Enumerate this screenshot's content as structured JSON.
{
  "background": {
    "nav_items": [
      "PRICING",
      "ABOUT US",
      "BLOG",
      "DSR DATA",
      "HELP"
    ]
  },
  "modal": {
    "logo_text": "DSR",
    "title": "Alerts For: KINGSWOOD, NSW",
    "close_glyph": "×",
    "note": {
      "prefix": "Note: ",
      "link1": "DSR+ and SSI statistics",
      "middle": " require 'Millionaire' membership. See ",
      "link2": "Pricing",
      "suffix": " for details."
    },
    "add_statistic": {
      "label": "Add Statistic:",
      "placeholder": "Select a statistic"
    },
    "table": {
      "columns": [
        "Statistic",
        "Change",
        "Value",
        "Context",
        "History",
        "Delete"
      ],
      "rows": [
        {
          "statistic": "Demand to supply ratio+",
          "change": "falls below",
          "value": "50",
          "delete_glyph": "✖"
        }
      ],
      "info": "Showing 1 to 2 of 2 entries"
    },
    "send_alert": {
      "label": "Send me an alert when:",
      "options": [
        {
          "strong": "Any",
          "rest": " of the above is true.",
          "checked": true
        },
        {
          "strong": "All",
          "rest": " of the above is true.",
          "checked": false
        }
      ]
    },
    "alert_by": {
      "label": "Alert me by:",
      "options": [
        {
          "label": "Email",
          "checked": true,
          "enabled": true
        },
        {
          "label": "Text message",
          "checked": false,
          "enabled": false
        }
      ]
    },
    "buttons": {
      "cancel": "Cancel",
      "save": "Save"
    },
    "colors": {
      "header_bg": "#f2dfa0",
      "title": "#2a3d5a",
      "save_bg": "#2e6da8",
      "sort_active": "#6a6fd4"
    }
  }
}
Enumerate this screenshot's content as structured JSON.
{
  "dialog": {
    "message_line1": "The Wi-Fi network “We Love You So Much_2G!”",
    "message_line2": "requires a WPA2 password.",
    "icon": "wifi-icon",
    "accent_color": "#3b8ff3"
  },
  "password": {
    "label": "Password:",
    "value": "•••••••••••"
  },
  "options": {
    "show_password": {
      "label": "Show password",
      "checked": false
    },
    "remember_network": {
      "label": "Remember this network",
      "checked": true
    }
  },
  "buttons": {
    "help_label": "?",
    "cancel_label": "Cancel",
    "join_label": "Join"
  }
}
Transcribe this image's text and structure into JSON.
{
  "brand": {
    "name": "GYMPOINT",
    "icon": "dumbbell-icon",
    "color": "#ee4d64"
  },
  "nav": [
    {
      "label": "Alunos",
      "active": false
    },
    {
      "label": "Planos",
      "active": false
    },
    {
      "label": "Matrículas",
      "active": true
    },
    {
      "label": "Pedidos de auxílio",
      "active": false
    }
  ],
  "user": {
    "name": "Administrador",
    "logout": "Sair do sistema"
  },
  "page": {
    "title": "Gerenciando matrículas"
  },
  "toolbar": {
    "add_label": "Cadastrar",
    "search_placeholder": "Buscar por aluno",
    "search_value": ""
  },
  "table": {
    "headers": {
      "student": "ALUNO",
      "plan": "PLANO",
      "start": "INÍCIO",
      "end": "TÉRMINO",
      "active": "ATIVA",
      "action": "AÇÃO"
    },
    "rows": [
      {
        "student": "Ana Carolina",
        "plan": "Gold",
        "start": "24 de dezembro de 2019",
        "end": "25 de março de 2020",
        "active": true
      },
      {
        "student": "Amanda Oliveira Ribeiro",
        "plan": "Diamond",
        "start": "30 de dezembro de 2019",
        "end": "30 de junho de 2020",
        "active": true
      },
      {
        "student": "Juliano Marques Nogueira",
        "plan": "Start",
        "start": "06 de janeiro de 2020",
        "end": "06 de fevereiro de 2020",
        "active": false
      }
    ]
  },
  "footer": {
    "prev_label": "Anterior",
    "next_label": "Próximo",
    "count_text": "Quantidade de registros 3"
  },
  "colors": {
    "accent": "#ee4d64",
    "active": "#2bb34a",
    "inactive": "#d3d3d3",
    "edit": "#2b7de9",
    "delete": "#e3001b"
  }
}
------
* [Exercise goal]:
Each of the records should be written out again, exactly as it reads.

* [Answer space]:
Enumerate this screenshot's content as structured JSON.
{
  "background": {
    "nav_items": [
      "PRICING",
      "ABOUT US",
      "BLOG",
      "DSR DATA",
      "HELP"
    ]
  },
  "modal": {
    "logo_text": "DSR",
    "title": "Alerts For: KINGSWOOD, NSW",
    "close_glyph": "×",
    "note": {
      "prefix": "Note: ",
      "link1": "DSR+ and SSI statistics",
      "middle": " require 'Millionaire' membership. See ",
      "link2": "Pricing",
      "suffix": " for details."
    },
    "add_statistic": {
      "label": "Add Statistic:",
      "placeholder": "Select a statistic"
    },
    "table": {
      "columns": [
        "Statistic",
        "Change",
        "Value",
        "Context",
        "History",
        "Delete"
      ],
      "rows": [
        {
          "statistic": "Demand to supply ratio+",
          "change": "falls below",
          "value": "50",
          "delete_glyph": "✖"
        }
      ],
      "info": "Showing 1 to 2 of 2 entries"
    },
    "send_alert": {
      "label": "Send me an alert when:",
      "options": [
        {
          "strong": "Any",
          "rest": " of the above is true.",
          "checked": true
        },
        {
          "strong": "All",
          "rest": " of the above is true.",
          "checked": false
        }
      ]
    },
    "alert_by": {
      "label": "Alert me by:",
      "options": [
        {
          "label": "Email",
          "checked": true,
          "enabled": true
        },
        {
          "label": "Text message",
          "checked": false,
          "enabled": false
        }
      ]
    },
    "buttons": {
      "cancel": "Cancel",
      "save": "Save"
    },
    "colors": {
      "header_bg": "#f2dfa0",
      "title": "#2a3d5a",
      "save_bg": "#2e6da8",
      "sort_active": "#6a6fd4"
    }
  }
}
Enumerate this screenshot's content as structured JSON.
{
  "dialog": {
    "message_line1": "The Wi-Fi network “We Love You So Much_2G!”",
    "message_line2": "requires a WPA2 password.",
    "icon": "wifi-icon",
    "accent_color": "#3b8ff3"
  },
  "password": {
    "label": "Password:",
    "value": "•••••••••••"
  },
  "options": {
    "show_password": {
      "label": "Show password",
      "checked": false
    },
    "remember_network": {
      "label": "Remember this network",
      "checked": true
    }
  },
  "buttons": {
    "help_label": "?",
    "cancel_label": "Cancel",
    "join_label": "Join"
  }
}
Transcribe this image's text and structure into JSON.
{
  "brand": {
    "name": "GYMPOINT",
    "icon": "dumbbell-icon",
    "color": "#ee4d64"
  },
  "nav": [
    {
      "label": "Alunos",
      "active": false
    },
    {
      "label": "Planos",
      "active": false
    },
    {
      "label": "Matrículas",
      "active": true
    },
    {
      "label": "Pedidos de auxílio",
      "active": false
    }
  ],
  "user": {
    "name": "Administrador",
    "logout": "Sair do sistema"
  },
  "page": {
    "title": "Gerenciando matrículas"
  },
  "toolbar": {
    "add_label": "Cadastrar",
    "search_placeholder": "Buscar por aluno",
    "search_value": ""
  },
  "table": {
    "headers": {
      "student": "ALUNO",
      "plan": "PLANO",
      "start": "INÍCIO",
      "end": "TÉRMINO",
      "active": "ATIVA",
      "action": "AÇÃO"
    },
    "rows": [
      {
        "student": "Ana Carolina",
        "plan": "Gold",
        "start": "24 de dezembro de 2019",
        "end": "25 de março de 2020",
        "active": true
      },
      {
        "student": "Amanda Oliveira Ribeiro",
        "plan": "Diamond",
        "start": "30 de dezembro de 2019",
        "end": "30 de junho de 2020",
        "active": true
      },
      {
        "student": "Juliano Marques Nogueira",
        "plan": "Start",
        "start": "06 de janeiro de 2020",
        "end": "06 de fevereiro de 2020",
        "active": false
      }
    ]
  },
  "footer": {
    "prev_label": "Anterior",
    "next_label": "Próximo",
    "count_text": "Quantidade de registros 3"
  },
  "colors": {
    "accent": "#ee4d64",
    "active": "#2bb34a",
    "inactive": "#d3d3d3",
    "edit": "#2b7de9",
    "delete": "#e3001b"
  }
}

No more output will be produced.